I have found solutions using projected texturing but I guess there is a modern and a more precise way of handling such light sources with OpenGL Shaders or with other recent methods.

I think, what you want is a spotlight. Look it up in the Redbook how it is calculated.

But of course, the default GL spotlight is of no use, because it is per vertex. But it should be relatively simple to just implement the same calculations in a fragment shader.

Basically, you have to vary light intensity in relation to the angle (dot product) of the light-to-fragment vector and the light direction.

I’m sure google “GLSL spotlight” will find some code examples…

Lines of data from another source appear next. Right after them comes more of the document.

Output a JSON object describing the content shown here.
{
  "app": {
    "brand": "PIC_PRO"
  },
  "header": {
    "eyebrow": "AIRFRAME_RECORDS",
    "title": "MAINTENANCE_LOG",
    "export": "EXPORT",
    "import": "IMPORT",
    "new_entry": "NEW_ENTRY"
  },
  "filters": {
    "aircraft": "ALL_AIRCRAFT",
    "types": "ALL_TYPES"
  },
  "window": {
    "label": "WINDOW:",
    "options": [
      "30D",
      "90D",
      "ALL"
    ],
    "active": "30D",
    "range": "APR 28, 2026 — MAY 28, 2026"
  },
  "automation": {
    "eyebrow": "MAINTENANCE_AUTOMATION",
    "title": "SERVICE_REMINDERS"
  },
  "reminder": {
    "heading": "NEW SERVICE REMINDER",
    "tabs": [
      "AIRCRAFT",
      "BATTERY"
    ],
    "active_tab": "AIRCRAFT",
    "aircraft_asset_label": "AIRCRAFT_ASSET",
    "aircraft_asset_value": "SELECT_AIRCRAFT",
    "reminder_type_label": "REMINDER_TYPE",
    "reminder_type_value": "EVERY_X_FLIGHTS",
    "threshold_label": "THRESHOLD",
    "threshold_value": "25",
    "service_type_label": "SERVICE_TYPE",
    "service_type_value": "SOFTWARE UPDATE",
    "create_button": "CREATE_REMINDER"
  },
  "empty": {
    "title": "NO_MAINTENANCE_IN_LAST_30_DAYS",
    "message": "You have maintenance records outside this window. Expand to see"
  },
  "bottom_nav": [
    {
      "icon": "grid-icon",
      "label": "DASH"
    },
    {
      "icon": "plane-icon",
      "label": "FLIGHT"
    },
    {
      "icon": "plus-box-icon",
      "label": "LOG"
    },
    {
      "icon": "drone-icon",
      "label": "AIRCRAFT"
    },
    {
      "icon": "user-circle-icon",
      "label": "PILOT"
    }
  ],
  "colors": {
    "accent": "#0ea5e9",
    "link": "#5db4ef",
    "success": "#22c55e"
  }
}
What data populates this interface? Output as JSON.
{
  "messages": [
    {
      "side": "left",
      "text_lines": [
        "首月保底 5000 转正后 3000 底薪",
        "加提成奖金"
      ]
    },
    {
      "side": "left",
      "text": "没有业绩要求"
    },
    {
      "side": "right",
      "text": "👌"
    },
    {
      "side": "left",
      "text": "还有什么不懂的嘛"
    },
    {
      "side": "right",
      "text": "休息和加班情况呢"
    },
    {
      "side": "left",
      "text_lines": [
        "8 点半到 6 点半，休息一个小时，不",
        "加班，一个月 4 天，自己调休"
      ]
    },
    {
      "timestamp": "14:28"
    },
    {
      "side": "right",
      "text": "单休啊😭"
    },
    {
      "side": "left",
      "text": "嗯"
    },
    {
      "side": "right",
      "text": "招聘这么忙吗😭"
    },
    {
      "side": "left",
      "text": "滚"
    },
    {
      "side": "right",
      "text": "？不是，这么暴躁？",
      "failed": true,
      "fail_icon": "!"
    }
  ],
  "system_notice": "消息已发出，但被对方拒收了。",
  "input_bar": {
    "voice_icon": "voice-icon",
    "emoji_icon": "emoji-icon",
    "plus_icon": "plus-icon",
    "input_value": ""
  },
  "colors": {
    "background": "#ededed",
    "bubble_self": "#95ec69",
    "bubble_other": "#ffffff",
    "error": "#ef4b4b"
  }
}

It depends also on what you really need to simulate.

=> A basic headlight / spotlight effect ?

As mentioned by Overmind, just multiply your lighting result by an angular attenuation law formula in your shader.

=> A very precise headlight beam using real photometric description ?

In this case, once you’ve done your lighting computation per pixel in your fragment shader, you need also to multiply your result with the normalized photometric value in the considered light direction. This can be done entirely in the shader in order to keep maximum precision. However, you still need to deal with texture projective texture computations in the shader.

Originally posted by Overmind: But of course, the default GL spotlight is of no use, because it is per vertex.
Why ? Isn’t that per vertex only a bit more wrong due to interpolation than per fragment lighting ? I guess I miss something again.

That would be true for normal lights, but for spotlights it’s more problematic. You’ll get similar artifacts as with specular highlights.

In the extreme case, the entire spotlight can disappear if the whole light cone falls inside a single polygon. Even if this is not the case, you get ugly angular edges on the border of the light code instead of smooth, round ones.

You’d need extremely high tesselation, not only on round but also on flat surfaces.

What I’m saying is : if you want to simulate a real headlamp effect, the result you get is not just a circle illumination pattern effect like spotlight but a complex illumination pattern. It’s very hard to find a magic mathematical formula that could produce this kind of effect directly in a shader.

So the best way to get it is to pack your complex pattern (defined by a normalized photometric map for instance) in a texture that will act like a filter. In your shader, once you’ve done your lighting computation for one point light source you have to blend(multiply) the result with the corresponding texture value. But in order to access these values, you need to do some perspective transformation to bring your point 3D coordinate into your 2D space coordinate of your texture. This kind of computation is the same one you find in projective texture mapping or shadow mapping techniques.